Massey researchers are worried for their futures at the university amid a radical digital shake-up.
It's understood the university is poised to announce a major restructure, affecting staff across its three campuses in Auckland, Palmerston North and Wellington.
Auckland academic staff have told the Herald they fear a new online-focused strategy could see science positions lost from Massey's Albany campus.
Several senior staff members have also hit out at what they consider a lack of consultation – and one said they felt "betrayed" over the proposals.
The furore centred around a just-launched online-based strategy called Digital Plus, which the university has touted as a way to future-proof its offerings.
Under the strategy, and to avoid "duplication", there would be a single "anchor campus" for each subject where it would be taught face-to-face and online, while elsewhere they'd be offered digitally.
Although no decision has been made, Albany science staff fear the "anchor campus" for their subject would become Manawatu – affecting many full-time academics and many other research officers and PhD students in Auckland.
Under this scenario, the most affected group would likely be Albany's School of Natural and Computational Sciences (SNCS), which boasts some of the world's leading scientists.
It was one of six schools under Massey's College of Sciences, which also included the Albany-based School of Built Environment and the Manawatu-based schools of Veterinary Science and of Food and Advanced Technology.
The college's pro-vice chancellor, Professor Ray Geor, was scheduled to visit Albany on Wednesday.
One academic told the Herald that staff had been reeling since the proposed new structure was announced.
"We are still trying to recover from the initial shock… we feel like we aren't being represented at the highest levels of the university," they said.
"I keep varying between feeling incredibly anxious about what's going to happen, and feeling really depressed about Massey abandoning this group of people that's worked really hard to build something great in Albany."
They were aware of colleagues who were already beginning to send their CVs off.
"A lot of people are thinking, if there is going to be a purge, I might not survive it, and I have some funding, I have to protect the people that are working with me, and I have to start looking for other jobs."
Another senior staff member claimed Digital Plus had been "bulldozed" through by the university's senior leadership team, without being put to the Academic Board.
"We already see staff leaving or looking for other jobs. Many world-leaders in their field are disgusted and look for other opportunities overseas."
A third staff member compelled university leadership to "walk the talk" and engage properly in consultation.
They were sceptical about the Digital Plus strategy itself - particularly in effectively teaching science - and worried what it would mean for attracting students.
They described the SNCS as a small but high-performing school that boasted more Marsden Fund and Performance-Based Research Fund (PBRF) grants than any group like it in New Zealand.
And a fourth said: "We have a massive credibility crisis, focused on the Vice Chancellor.
"The environment across staff in each campus is one of low or zero trust in the top leadership."
The frustrations, which came after months of dissent over moves such as a now-ditched proposal to introduce car parking charges at the campus, were aired at a packed staff meeting at Albany this week.

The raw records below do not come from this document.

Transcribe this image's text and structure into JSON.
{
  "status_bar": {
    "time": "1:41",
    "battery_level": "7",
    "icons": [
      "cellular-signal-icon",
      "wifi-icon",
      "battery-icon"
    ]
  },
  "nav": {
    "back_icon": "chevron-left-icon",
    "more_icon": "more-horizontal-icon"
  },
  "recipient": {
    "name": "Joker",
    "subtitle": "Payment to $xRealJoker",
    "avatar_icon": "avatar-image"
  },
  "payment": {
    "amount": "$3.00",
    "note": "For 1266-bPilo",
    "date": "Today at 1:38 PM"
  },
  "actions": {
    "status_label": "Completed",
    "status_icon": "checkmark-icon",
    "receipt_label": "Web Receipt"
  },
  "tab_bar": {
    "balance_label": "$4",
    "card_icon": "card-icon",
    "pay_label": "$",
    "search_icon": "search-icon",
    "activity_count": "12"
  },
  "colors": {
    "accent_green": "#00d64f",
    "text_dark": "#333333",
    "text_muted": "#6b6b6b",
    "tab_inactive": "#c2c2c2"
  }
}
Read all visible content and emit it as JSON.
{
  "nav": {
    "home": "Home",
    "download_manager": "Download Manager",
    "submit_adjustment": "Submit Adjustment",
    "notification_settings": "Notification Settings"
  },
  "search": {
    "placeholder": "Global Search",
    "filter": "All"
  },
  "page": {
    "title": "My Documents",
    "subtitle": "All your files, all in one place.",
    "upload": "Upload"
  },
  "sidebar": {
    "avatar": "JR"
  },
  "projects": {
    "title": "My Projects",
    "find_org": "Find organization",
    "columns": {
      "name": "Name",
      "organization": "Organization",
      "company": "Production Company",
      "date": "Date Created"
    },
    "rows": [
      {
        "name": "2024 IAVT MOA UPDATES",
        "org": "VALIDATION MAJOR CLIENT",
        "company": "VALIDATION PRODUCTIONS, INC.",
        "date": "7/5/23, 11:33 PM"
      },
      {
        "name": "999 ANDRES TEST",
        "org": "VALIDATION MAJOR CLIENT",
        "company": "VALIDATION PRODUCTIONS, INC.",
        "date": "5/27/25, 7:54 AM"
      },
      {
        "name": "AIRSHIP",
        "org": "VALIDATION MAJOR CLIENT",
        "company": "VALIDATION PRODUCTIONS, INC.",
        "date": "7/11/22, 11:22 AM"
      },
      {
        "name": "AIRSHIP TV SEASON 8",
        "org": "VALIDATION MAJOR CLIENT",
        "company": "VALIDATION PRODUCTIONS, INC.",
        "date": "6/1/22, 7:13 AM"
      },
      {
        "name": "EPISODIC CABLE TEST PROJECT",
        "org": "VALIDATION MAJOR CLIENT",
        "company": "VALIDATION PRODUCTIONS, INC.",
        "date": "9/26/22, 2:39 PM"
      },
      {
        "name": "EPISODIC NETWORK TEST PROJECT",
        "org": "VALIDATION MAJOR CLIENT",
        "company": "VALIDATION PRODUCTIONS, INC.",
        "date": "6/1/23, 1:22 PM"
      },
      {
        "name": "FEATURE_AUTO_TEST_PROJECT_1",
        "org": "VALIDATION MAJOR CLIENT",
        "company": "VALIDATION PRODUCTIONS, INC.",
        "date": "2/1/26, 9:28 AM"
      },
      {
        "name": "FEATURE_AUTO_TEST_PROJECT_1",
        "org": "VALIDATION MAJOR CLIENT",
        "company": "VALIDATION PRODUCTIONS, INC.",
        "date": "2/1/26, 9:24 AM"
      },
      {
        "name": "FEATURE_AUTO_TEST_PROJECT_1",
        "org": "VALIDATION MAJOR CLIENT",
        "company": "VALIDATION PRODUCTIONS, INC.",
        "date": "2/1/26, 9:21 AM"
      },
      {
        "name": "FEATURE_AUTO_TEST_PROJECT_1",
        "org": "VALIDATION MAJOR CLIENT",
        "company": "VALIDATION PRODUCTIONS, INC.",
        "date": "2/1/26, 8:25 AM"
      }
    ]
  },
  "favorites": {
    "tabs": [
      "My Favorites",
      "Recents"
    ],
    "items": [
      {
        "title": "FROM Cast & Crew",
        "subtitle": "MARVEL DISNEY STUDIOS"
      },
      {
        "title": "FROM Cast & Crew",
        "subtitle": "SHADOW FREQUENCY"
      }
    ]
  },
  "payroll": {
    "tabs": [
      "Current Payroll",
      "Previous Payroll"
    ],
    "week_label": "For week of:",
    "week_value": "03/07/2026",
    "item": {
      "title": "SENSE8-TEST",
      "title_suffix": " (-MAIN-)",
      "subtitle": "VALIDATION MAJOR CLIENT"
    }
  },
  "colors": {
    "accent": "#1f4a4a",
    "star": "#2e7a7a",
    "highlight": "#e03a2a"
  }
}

An FAQ sheet provided to staff stated that, although Digital Plus wasn't "an announcement of redundancies", it was likely to affect "some" academic staff whose subjects were currently spread across more than one campus.
"Any changes affecting staff will go through a proper proposal for change consultation process. Until that process takes place, the university will not be in a position to know if, or how many, jobs will be lost as some staff may move into different roles," it stated.
Staff were also told it wasn't "a done deal" and that no decisions had been made, and were promised "full and thorough consultation processes".
The Herald asked Massey whether the science college would be entirely based out of Palmerston North; whether there would be job losses, and if so, how many; whether it would negatively impact its ability to attract students; and what the process would be from here.
A spokesperson said the university wasn't able to yet comment on what approaches would be taken, and referred the Herald to a January media release about Digital Plus.
In it, Provost Giselle Byrnes described the strategy as "an ambitious step-change".
"Most students, whether school leavers or mature students, now opt to study in blended and flexible mode. Domestic students can no longer be defined as being 'on campus' or 'online'," she said.
"These distinctions are becoming increasingly blurred as students choose a more flexible approach to their learning.
"We believe that digitally enhanced and digitally mediated learning platforms can deliver flexibility and enhance more personalised learning.
"And we believe that students deserve and expect to have excellent and equivalent learning experiences, regardless of where they are located and whatever medium they choose to study through."
Byrnes said all decisions would be evidence-based and made according to agreed policies and procedures.
"We want to ensure our decision making is consistent, strategic and focused on what is best for the future of Massey University."